Kimberly Clark (NYSE:KMB) is a strong company that does what consumer staples stocks do best: provides reliable growth in revenue and profits, and a hefty dividend to shareholders. Those are the traits that make consumer staples stocks very appealing to more risk-averse investors such as retirees who desire relative safety and investment income. But whether these qualities make Kimberly Clark stock a buy right now is a different question.
That's because Kimberly Clark stock has had a great run over the past few years. Shares now trade for around $113 apiece, which represents a 37% rally over the past two years. And that doesn't include Kimberly Clark's dividend payments in that time. As a result, the stock holds a lofty valuation that should make you think twice before buying the stock.

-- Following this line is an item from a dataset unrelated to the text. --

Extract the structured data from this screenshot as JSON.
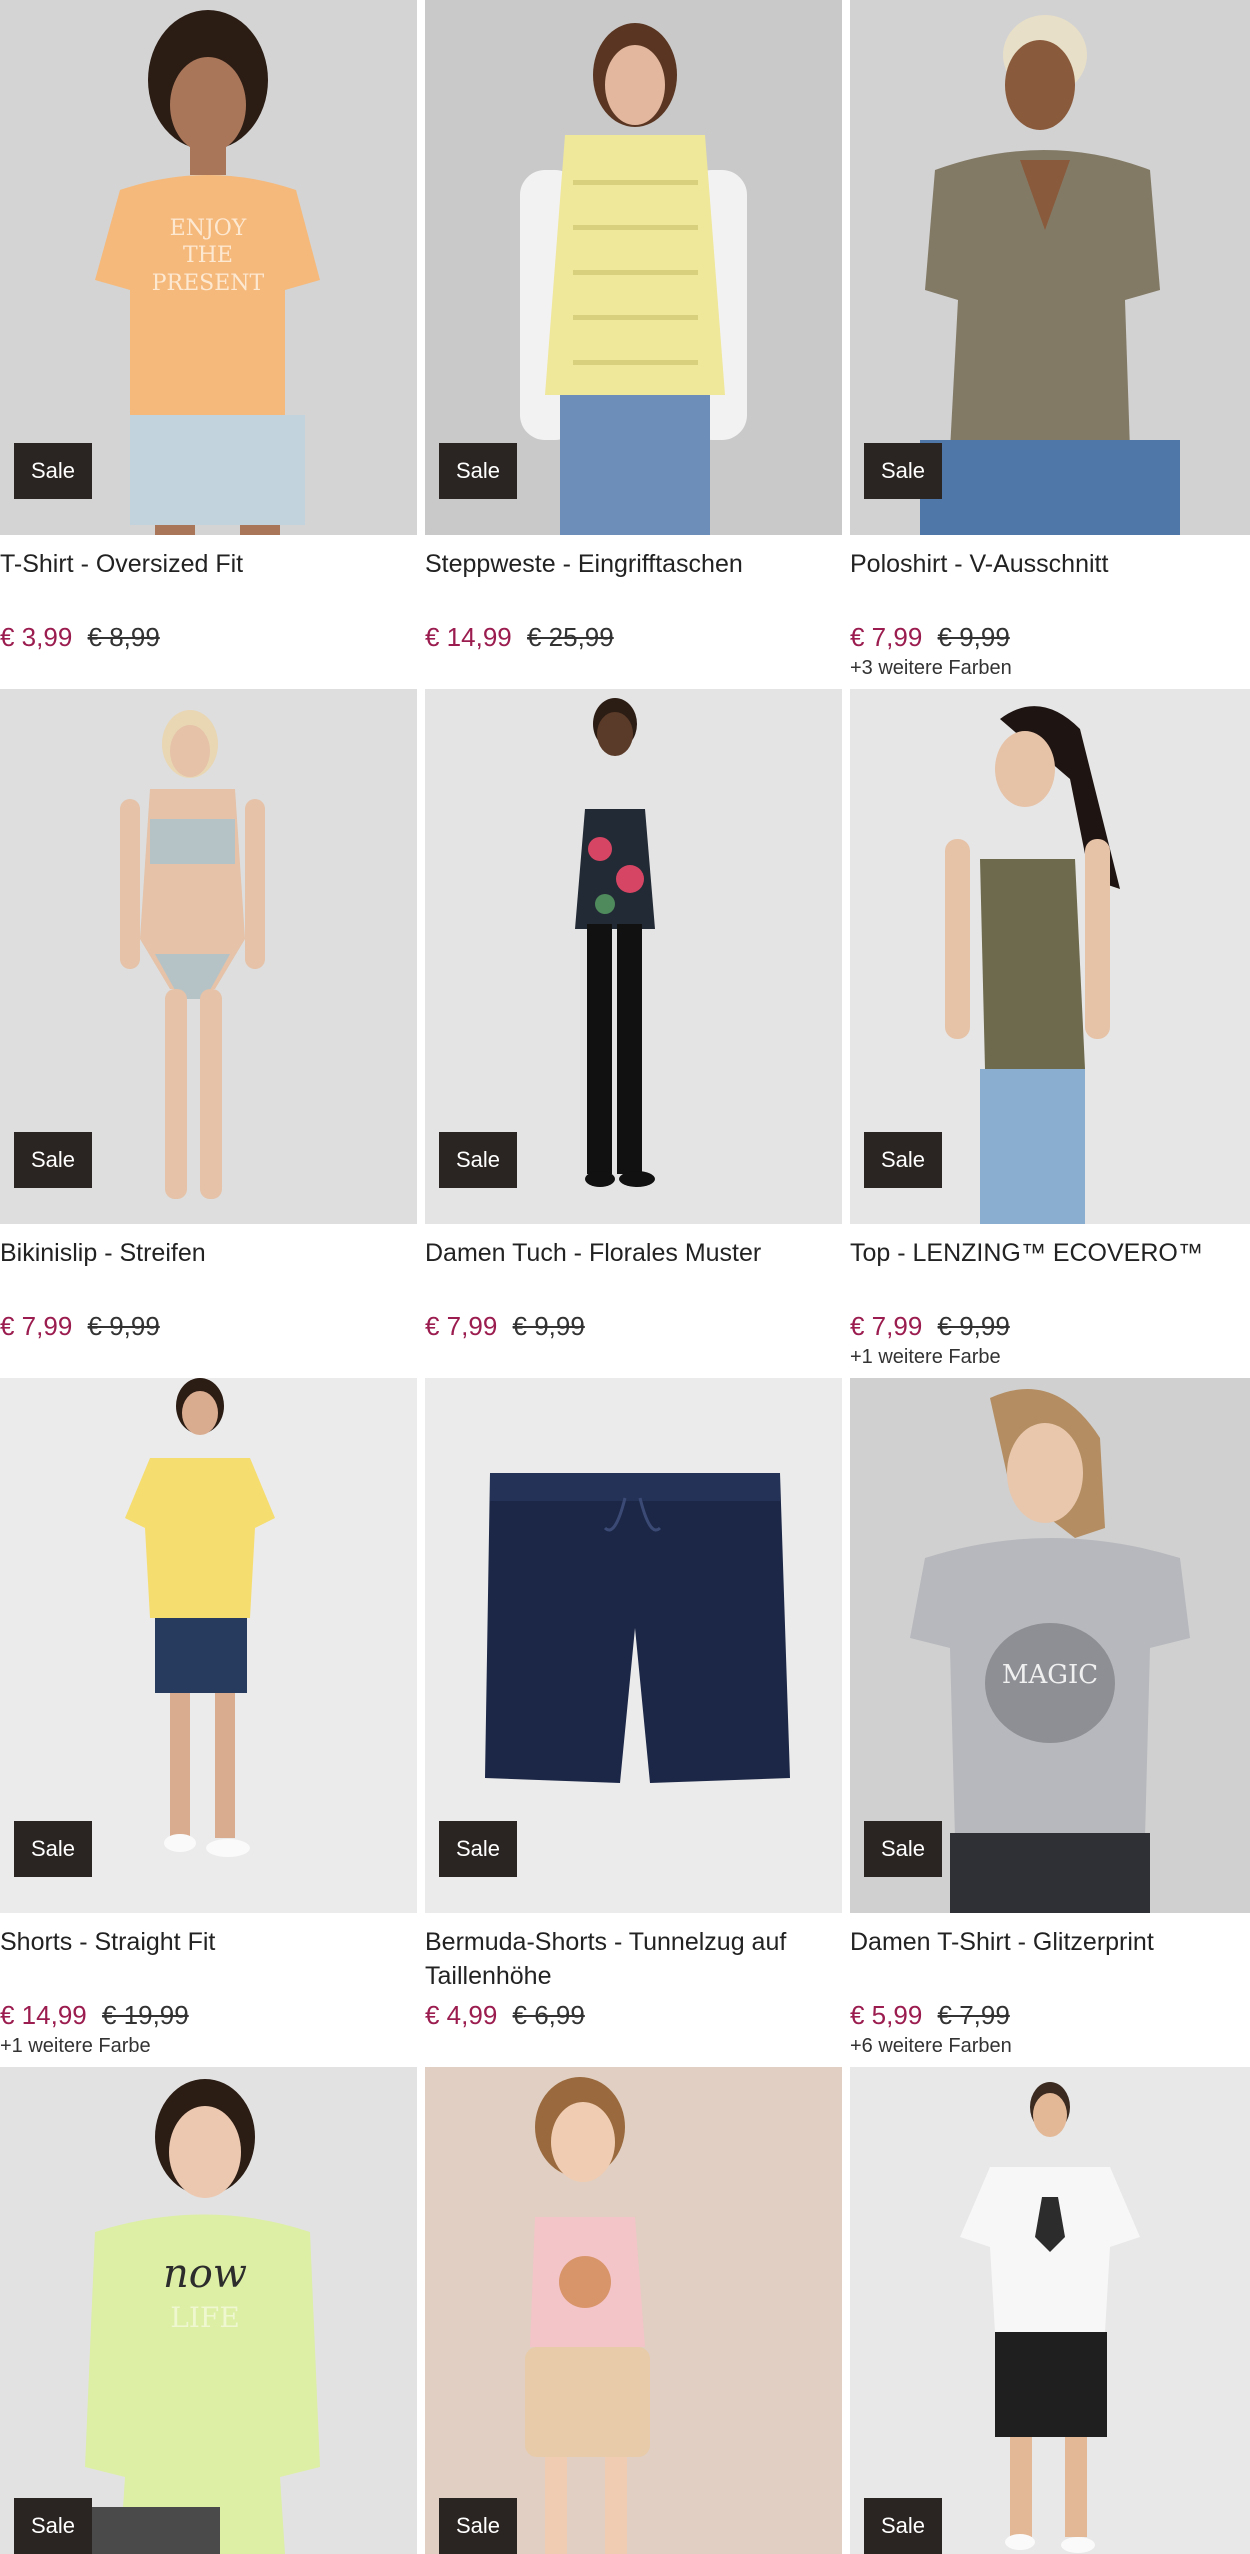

With that in mind, here is why it might be wise to wait for a better entry point before buying shares of Kimberly Clark.
Growth is good, but not that good
Kimberly Clark has done well in the years since the Great Recession ended. Revenue and earnings-per-share growth regularly clock in at mid-to-high single digits on a percentage basis. That's no surprise, since the company holds a number of strong brands including Kleenex and Huggies. Plus, Kimberly Clark's growth has been boosted by its status as a global company. International sales have done a lot of the heavy lifting for the company for several years now. This is particularly true in the emerging markets, where economies are growing much faster than in North America.
For example, total sales excluding currency effects grew 4% last quarter, year over year. International sales led the way, with double-digit growth. The company's diapers sold very well in emerging markets. Diaper sales soared 25% in both China and Russia and increased 10% in Brazil.
There's nothing at all wrong with these results. Whether they justify such an impressive rally, however, is debatable. This year, Kimberly Clark expects full-year earnings of $5.98 per share at the midpoint of its guidance, which would represent 8% growth year over year. This is good enough, but it's no guarantee that investors will continue to bid up the stock to higher valuation multiples with high-single-digit earnings growth. At some point, the expectations placed on the company through its aggressive valuation will outpace its underlying earnings growth, and a sell-off in that case is entirely possible.
What's changed since last quarter
In a similar article in late August after Kimberly Clark's previous quarterly earnings I wrote more favorably about the stock. The differences between then and now, after the most recent quarterly report, are that Kimberly Clark's earnings were more modest than I expected, yet the stock has continued to rise. The combination of these two factors brought Kimberly Clark's valuation to an uncomfortable level. At 20 times earnings, the stock is far from a bargain.
There's certainly nothing wrong with the company's fundamentals. Growth is particularly strong overseas. Unfortunately, domestic growth has slowed, and Kimberly Clark's international success is not enough to offset that. For example, sales of Kimberly Clark's flagship personal care products, which make up 45% of its total revenue, rose just 3% last quarter. This included a 1% decline in personal care sales in North America.
As a result, for a consumer staples stock with better value and income potential, there are stronger choices for Fools.
Investors buying for the dividend can look elsewhere
It seems that investors might be flocking to Kimberly Clark for its yield. Indeed, Kimberly Clark stock pays a nice 3% dividend yield. And the company has a long track record of paying dividends, which can give investors a lot of confidence in its dividend. Kimberly Clark has paid uninterrupted dividends for the past 80 years.
Lack of a clear buy signal gives pause
Kimberly Clark is a highly profitable company with a number of strong brands. It has a diversified business across several product categories and geographic markets. Shareholders have been rewarded for this with very strong returns over the past few years. And, Kimberly Clark's solid dividend yield is just icing on the cake.
However, it's reasonable to question whether such impressive returns can continue going forward. Thanks to its incredible rally since the recession ended, Kimberly Clark holds a fairly aggressive valuation. The market is clearly pricing in some generous growth expectations for Kimberly Clark, which does not seem entirely realistic. Consumer staples giants such as Kimberly Clark shouldn't be expected to produce more than mid-single digit earnings growth, which is about what management forecasts for this year.
Because of this, investors would be wise to wait for a decent 10%-15% pullback before jumping in to buy Kimberly Clark.